Go through the entries below and tally the lines holding "home"; please reply with the number only.
════════════════
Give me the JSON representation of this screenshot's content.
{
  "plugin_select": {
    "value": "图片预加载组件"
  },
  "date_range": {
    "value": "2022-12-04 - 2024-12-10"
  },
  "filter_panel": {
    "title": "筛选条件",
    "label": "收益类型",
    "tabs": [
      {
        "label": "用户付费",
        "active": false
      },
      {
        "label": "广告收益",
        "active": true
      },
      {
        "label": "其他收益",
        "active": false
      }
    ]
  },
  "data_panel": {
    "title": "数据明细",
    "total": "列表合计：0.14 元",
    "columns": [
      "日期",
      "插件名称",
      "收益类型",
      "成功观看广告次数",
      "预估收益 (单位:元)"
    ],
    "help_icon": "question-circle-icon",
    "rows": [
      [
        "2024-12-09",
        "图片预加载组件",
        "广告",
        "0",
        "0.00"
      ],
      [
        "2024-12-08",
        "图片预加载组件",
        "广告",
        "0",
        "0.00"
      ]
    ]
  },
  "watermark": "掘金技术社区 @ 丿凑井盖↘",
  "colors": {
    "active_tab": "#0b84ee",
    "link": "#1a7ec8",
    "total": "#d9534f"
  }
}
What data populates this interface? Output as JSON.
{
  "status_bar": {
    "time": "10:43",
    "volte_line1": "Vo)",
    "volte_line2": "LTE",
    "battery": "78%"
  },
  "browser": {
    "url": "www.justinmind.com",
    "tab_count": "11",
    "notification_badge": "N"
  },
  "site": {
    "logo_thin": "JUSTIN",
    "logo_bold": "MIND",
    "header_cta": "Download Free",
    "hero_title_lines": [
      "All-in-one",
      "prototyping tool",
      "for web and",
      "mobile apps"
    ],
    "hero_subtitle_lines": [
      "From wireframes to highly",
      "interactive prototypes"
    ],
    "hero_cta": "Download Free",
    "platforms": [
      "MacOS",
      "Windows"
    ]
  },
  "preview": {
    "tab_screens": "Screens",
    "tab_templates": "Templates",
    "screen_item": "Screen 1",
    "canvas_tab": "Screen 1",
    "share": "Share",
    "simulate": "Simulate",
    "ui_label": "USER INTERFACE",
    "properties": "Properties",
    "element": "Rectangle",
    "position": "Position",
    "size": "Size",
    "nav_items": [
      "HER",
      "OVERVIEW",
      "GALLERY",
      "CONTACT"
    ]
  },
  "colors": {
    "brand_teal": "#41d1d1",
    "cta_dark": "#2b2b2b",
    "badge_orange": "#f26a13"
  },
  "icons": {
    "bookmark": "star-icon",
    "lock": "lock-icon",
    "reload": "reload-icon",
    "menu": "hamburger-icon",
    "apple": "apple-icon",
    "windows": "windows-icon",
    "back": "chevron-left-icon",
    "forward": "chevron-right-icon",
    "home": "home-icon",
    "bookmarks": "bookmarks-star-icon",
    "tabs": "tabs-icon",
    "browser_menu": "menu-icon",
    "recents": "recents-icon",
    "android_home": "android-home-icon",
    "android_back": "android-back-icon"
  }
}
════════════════
**Written response**
2